Assignment
Scan the entries below and say how many lines contain "screenshot". Write only the number.

Material for the task
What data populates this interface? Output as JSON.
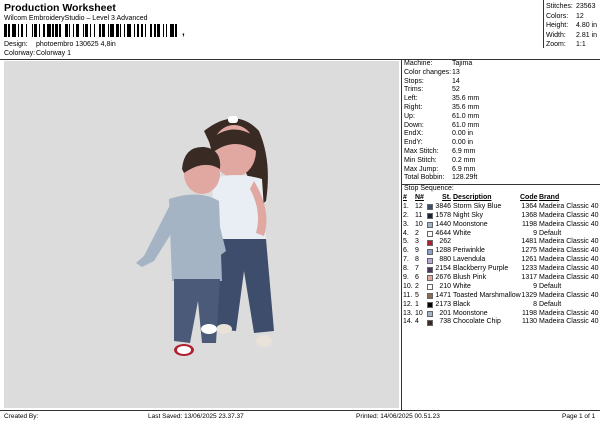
{
  "header": {
    "title": "Production Worksheet",
    "subtitle": "Wilcom EmbroideryStudio – Level 3 Advanced",
    "barcode_suffix": ","
  },
  "design_info": {
    "design_label": "Design:",
    "design_value": "photoembro 130625 4,8in",
    "colorway_label": "Colorway:",
    "colorway_value": "Colorway 1"
  },
  "stats": [
    {
      "label": "Stitches:",
      "value": "23563"
    },
    {
      "label": "Colors:",
      "value": "12"
    },
    {
      "label": "Height:",
      "value": "4.80 in"
    },
    {
      "label": "Width:",
      "value": "2.81 in"
    },
    {
      "label": "Zoom:",
      "value": "1:1"
    }
  ],
  "machine_props": [
    {
      "label": "Machine:",
      "value": "Tajima"
    },
    {
      "label": "Color changes:",
      "value": "13"
    },
    {
      "label": "Stops:",
      "value": "14"
    },
    {
      "label": "Trims:",
      "value": "52"
    },
    {
      "label": "Left:",
      "value": "35.6 mm"
    },
    {
      "label": "Right:",
      "value": "35.6 mm"
    },
    {
      "label": "Up:",
      "value": "61.0 mm"
    },
    {
      "label": "Down:",
      "value": "61.0 mm"
    },
    {
      "label": "EndX:",
      "value": "0.00 in"
    },
    {
      "label": "EndY:",
      "value": "0.00 in"
    },
    {
      "label": "Max Stitch:",
      "value": "6.9 mm"
    },
    {
      "label": "Min Stitch:",
      "value": "0.2 mm"
    },
    {
      "label": "Max Jump:",
      "value": "6.9 mm"
    },
    {
      "label": "Total Bobbin:",
      "value": "128.29ft"
    }
  ],
  "stop_sequence": {
    "title": "Stop Sequence:",
    "headers": {
      "hash": "#",
      "n": "N#",
      "st": "St.",
      "desc": "Description",
      "code": "Code",
      "brand": "Brand"
    },
    "rows": [
      {
        "hash": "1.",
        "n": "12",
        "color": "#3d4d6b",
        "st": "3846",
        "desc": "Storm Sky Blue",
        "code": "1364",
        "brand": "Madeira Classic 40"
      },
      {
        "hash": "2.",
        "n": "11",
        "color": "#1d2330",
        "st": "1578",
        "desc": "Night Sky",
        "code": "1368",
        "brand": "Madeira Classic 40"
      },
      {
        "hash": "3.",
        "n": "10",
        "color": "#a4b4c4",
        "st": "1440",
        "desc": "Moonstone",
        "code": "1198",
        "brand": "Madeira Classic 40"
      },
      {
        "hash": "4.",
        "n": "2",
        "color": "#ffffff",
        "st": "4644",
        "desc": "White",
        "code": "9",
        "brand": "Default"
      },
      {
        "hash": "5.",
        "n": "3",
        "color": "#b02030",
        "st": "262",
        "desc": "",
        "code": "1481",
        "brand": "Madeira Classic 40"
      },
      {
        "hash": "6.",
        "n": "9",
        "color": "#8ea0c4",
        "st": "1288",
        "desc": "Periwinkle",
        "code": "1275",
        "brand": "Madeira Classic 40"
      },
      {
        "hash": "7.",
        "n": "8",
        "color": "#b8a8d8",
        "st": "880",
        "desc": "Lavendula",
        "code": "1261",
        "brand": "Madeira Classic 40"
      },
      {
        "hash": "8.",
        "n": "7",
        "color": "#4a3a5a",
        "st": "2154",
        "desc": "Blackberry Purple",
        "code": "1233",
        "brand": "Madeira Classic 40"
      },
      {
        "hash": "9.",
        "n": "6",
        "color": "#e0a8a0",
        "st": "2676",
        "desc": "Blush Pink",
        "code": "1317",
        "brand": "Madeira Classic 40"
      },
      {
        "hash": "10.",
        "n": "2",
        "color": "#ffffff",
        "st": "210",
        "desc": "White",
        "code": "9",
        "brand": "Default"
      },
      {
        "hash": "11.",
        "n": "5",
        "color": "#8a6a58",
        "st": "1471",
        "desc": "Toasted Marshmallow",
        "code": "1329",
        "brand": "Madeira Classic 40"
      },
      {
        "hash": "12.",
        "n": "1",
        "color": "#000000",
        "st": "2173",
        "desc": "Black",
        "code": "8",
        "brand": "Default"
      },
      {
        "hash": "13.",
        "n": "10",
        "color": "#a4b4c4",
        "st": "201",
        "desc": "Moonstone",
        "code": "1198",
        "brand": "Madeira Classic 40"
      },
      {
        "hash": "14.",
        "n": "4",
        "color": "#3a2a24",
        "st": "738",
        "desc": "Chocolate Chip",
        "code": "1130",
        "brand": "Madeira Classic 40"
      }
    ]
  },
  "footer": {
    "created_by": "Created By:",
    "last_saved": "Last Saved: 13/06/2025 23.37.37",
    "printed": "Printed: 14/06/2025 00.51.23",
    "page": "Page 1 of 1"
  }
}
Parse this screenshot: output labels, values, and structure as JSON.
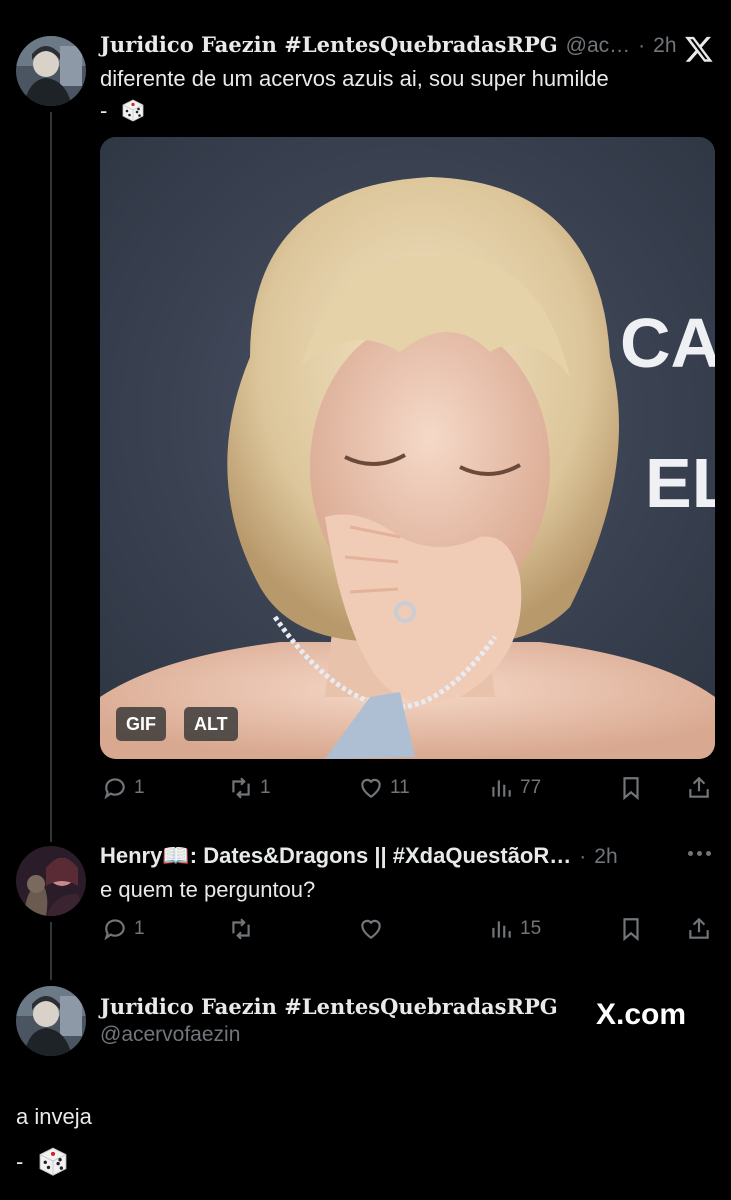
{
  "post1": {
    "display_name": "Juridico Faezin #LentesQuebradasRPG",
    "handle_truncated": "@ac…",
    "sep": "·",
    "time": "2h",
    "text_line1": "diferente de um acervos azuis ai, sou super humilde",
    "text_line2": "-",
    "media": {
      "badge_gif": "GIF",
      "badge_alt": "ALT",
      "sign_line1": "CAR",
      "sign_line2": "EL"
    },
    "actions": {
      "reply": "1",
      "repost": "1",
      "like": "11",
      "views": "77"
    }
  },
  "post2": {
    "display_name": "Henry📖: Dates&Dragons || #XdaQuestãoR…",
    "sep": "·",
    "time": "2h",
    "text": "e quem te perguntou?",
    "actions": {
      "reply": "1",
      "repost": "",
      "like": "",
      "views": "15"
    }
  },
  "post3": {
    "display_name": "Juridico Faezin #LentesQuebradasRPG",
    "handle": "@acervofaezin",
    "text_line1": "a inveja",
    "text_line2": "-"
  },
  "brand": {
    "watermark": "X.com"
  },
  "icons": {
    "reply": "reply-icon",
    "repost": "repost-icon",
    "like": "heart-icon",
    "views": "views-icon",
    "bookmark": "bookmark-icon",
    "share": "share-icon",
    "more": "more-icon",
    "close": "x-logo-icon",
    "dice": "dice-emoji"
  },
  "colors": {
    "background": "#000000",
    "text": "#e7e9ea",
    "muted": "#71767b",
    "thread_line": "#333639"
  }
}
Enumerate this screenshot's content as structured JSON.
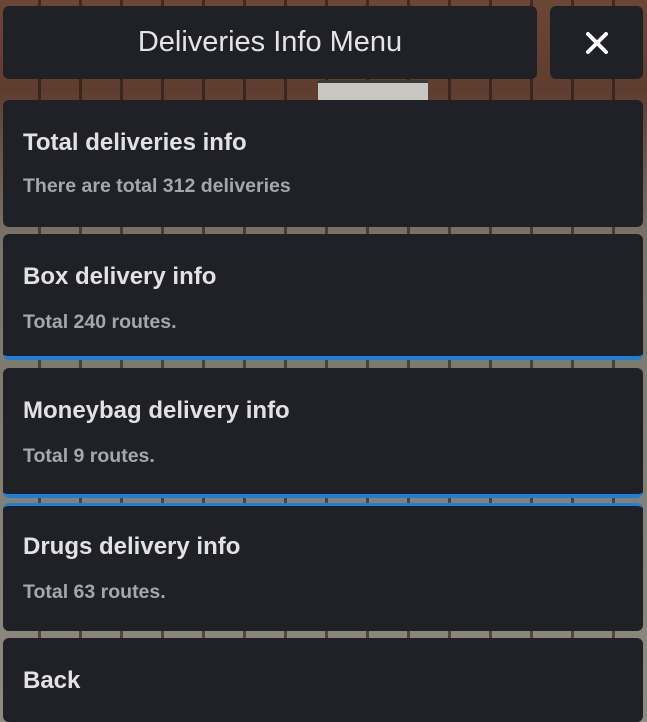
{
  "menu": {
    "title": "Deliveries Info Menu",
    "close_icon": "close-icon"
  },
  "items": [
    {
      "title": "Total deliveries info",
      "subtitle": "There are total 312 deliveries"
    },
    {
      "title": "Box delivery info",
      "subtitle": "Total 240 routes."
    },
    {
      "title": "Moneybag delivery info",
      "subtitle": "Total 9 routes."
    },
    {
      "title": "Drugs delivery info",
      "subtitle": "Total 63 routes."
    },
    {
      "title": "Back"
    }
  ],
  "colors": {
    "panel": "#202126",
    "accent": "#1e7fd6",
    "title_text": "#e2e2e4",
    "subtitle_text": "#a6a7ac"
  }
}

Your response
2